» TASK DETAILS
Look through the records, and wherever the string "icon" turns up, copy out that line.

Website and app data records:
★ ★ ★ ★ ★ ★ ★

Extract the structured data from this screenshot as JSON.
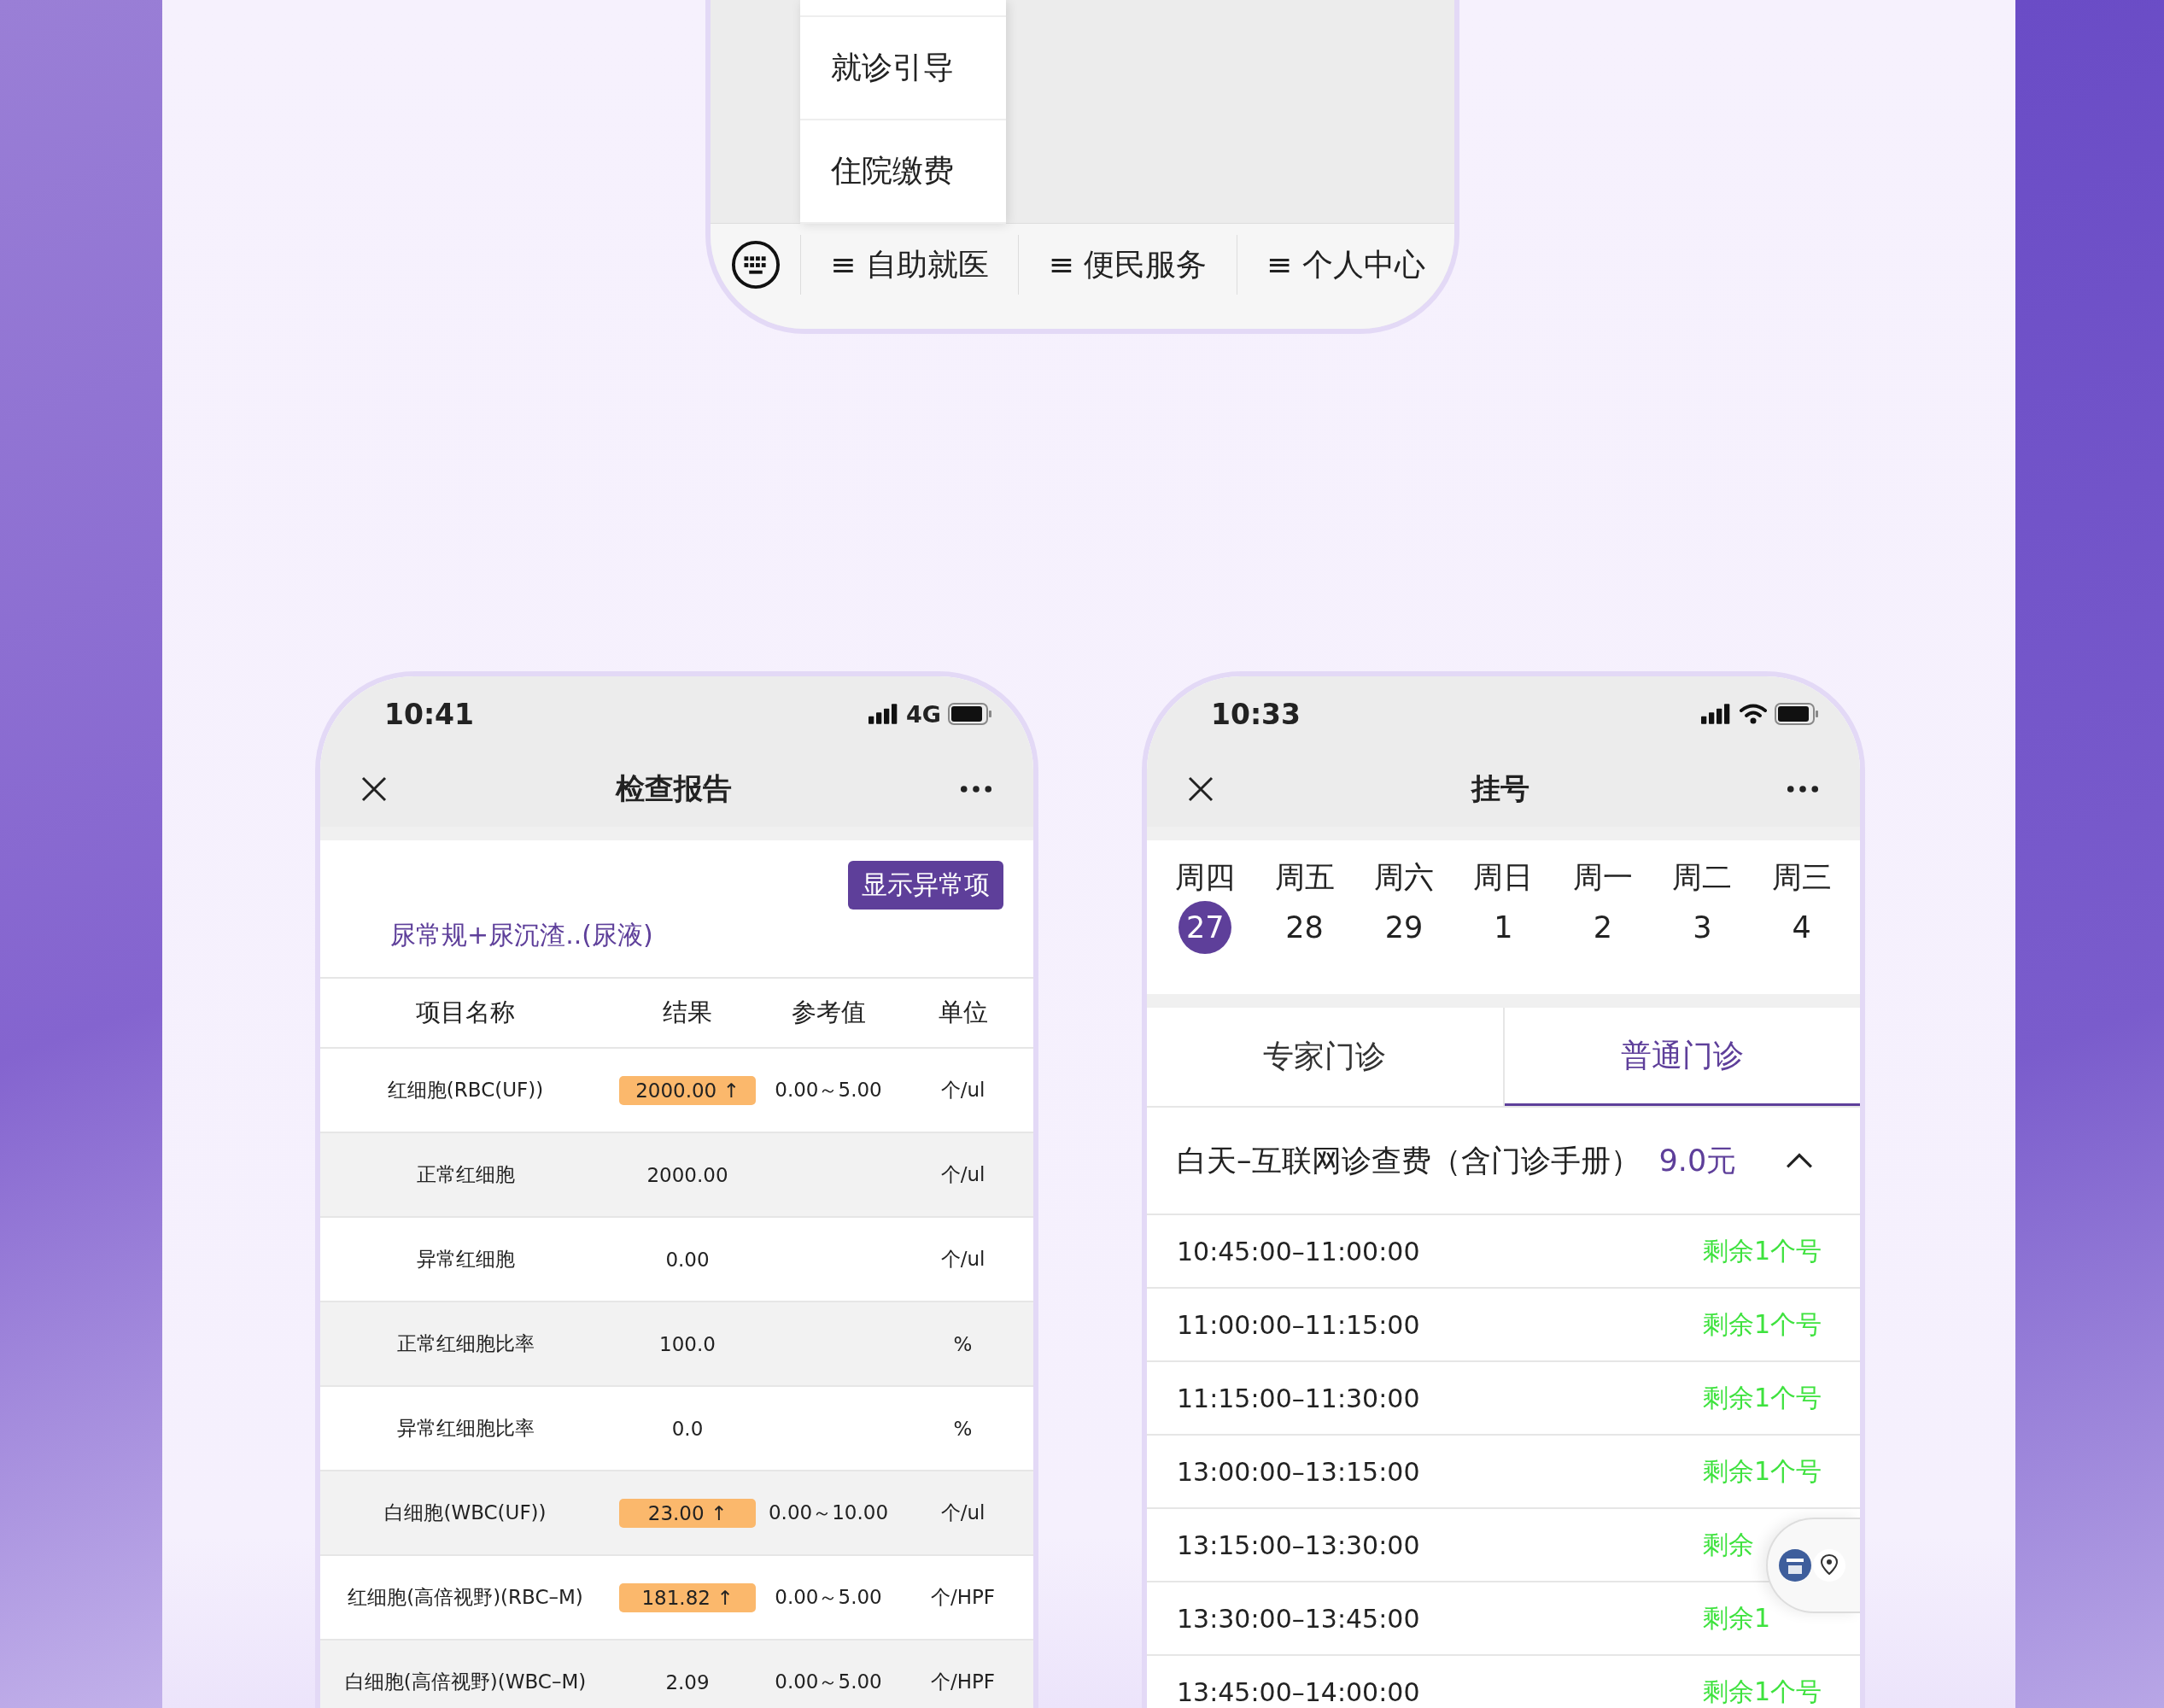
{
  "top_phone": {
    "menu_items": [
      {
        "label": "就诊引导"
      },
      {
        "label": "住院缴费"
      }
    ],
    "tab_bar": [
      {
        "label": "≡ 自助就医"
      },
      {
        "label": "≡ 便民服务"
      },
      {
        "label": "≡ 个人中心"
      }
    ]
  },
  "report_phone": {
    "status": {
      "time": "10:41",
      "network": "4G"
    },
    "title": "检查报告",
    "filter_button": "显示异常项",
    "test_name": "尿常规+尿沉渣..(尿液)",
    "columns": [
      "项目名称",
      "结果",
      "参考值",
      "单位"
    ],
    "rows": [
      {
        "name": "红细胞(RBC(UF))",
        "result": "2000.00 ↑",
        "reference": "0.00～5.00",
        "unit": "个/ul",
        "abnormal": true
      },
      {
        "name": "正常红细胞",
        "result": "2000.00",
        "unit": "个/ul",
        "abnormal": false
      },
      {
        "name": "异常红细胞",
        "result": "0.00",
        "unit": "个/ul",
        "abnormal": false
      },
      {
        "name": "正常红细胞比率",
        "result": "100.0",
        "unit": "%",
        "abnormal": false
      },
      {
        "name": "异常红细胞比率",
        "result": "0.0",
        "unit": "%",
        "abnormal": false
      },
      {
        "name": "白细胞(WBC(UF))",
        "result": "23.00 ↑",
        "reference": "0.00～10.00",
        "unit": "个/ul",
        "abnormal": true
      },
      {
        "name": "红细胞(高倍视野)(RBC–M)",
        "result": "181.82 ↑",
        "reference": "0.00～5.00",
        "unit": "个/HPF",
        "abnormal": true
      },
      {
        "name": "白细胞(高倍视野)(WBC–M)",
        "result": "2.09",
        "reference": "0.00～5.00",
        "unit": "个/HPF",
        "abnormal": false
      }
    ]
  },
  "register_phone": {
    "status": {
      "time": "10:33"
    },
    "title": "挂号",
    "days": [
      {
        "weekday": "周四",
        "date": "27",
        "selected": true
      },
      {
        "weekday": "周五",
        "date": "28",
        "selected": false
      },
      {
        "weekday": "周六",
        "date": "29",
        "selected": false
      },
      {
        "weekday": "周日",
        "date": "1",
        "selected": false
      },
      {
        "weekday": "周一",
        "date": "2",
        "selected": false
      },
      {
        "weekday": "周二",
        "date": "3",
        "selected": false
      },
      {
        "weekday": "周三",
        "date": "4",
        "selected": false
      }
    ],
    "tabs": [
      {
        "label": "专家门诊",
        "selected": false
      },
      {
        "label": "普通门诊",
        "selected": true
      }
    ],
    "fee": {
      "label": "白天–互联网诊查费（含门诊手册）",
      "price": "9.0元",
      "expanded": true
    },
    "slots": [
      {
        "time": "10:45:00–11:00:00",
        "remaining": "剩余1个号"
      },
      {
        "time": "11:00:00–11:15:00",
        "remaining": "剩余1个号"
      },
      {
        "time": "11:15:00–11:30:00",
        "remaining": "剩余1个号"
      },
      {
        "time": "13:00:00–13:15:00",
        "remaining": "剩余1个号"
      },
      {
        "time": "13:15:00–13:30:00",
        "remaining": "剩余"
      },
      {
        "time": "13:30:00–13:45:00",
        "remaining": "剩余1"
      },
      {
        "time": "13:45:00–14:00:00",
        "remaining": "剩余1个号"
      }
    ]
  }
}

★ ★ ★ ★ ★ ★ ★

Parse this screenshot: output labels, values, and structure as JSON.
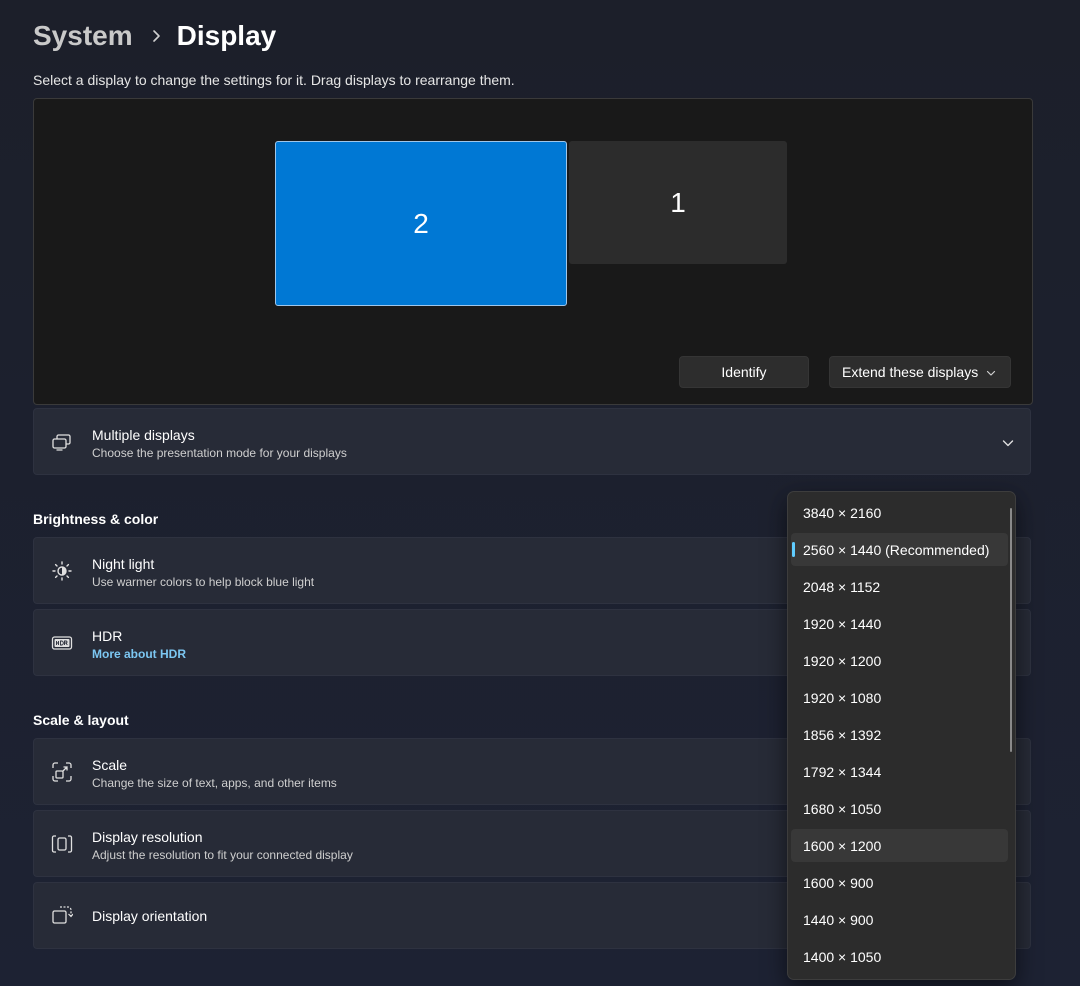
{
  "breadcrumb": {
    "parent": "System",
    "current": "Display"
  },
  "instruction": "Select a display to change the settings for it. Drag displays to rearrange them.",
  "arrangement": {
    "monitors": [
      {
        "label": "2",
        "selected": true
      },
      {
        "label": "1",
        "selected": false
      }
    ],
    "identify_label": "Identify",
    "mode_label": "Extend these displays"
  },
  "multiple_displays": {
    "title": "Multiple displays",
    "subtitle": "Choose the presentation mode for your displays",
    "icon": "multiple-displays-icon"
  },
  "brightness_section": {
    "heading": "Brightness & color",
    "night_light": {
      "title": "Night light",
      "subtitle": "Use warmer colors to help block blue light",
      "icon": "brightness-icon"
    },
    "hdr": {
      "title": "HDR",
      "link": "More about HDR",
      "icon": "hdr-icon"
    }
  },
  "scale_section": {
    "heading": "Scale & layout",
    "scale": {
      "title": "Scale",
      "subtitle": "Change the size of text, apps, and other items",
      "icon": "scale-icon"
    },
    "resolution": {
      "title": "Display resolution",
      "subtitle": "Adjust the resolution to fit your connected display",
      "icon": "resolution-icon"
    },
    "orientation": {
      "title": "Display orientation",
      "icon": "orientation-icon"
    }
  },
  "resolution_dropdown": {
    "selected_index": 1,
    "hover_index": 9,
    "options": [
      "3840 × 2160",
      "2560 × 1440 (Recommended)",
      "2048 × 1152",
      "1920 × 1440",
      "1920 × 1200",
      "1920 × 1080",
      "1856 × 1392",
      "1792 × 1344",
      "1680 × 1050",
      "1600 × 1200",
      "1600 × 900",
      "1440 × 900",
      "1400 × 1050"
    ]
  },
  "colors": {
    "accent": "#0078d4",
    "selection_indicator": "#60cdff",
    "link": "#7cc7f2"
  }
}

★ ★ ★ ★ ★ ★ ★

» OUTPUT FOR THIS EXERCISE
    "icon": "multiple-displays-icon"
      "icon": "brightness-icon"
      "icon": "hdr-icon"
      "icon": "scale-icon"
      "icon": "resolution-icon"
      "icon": "orientation-icon"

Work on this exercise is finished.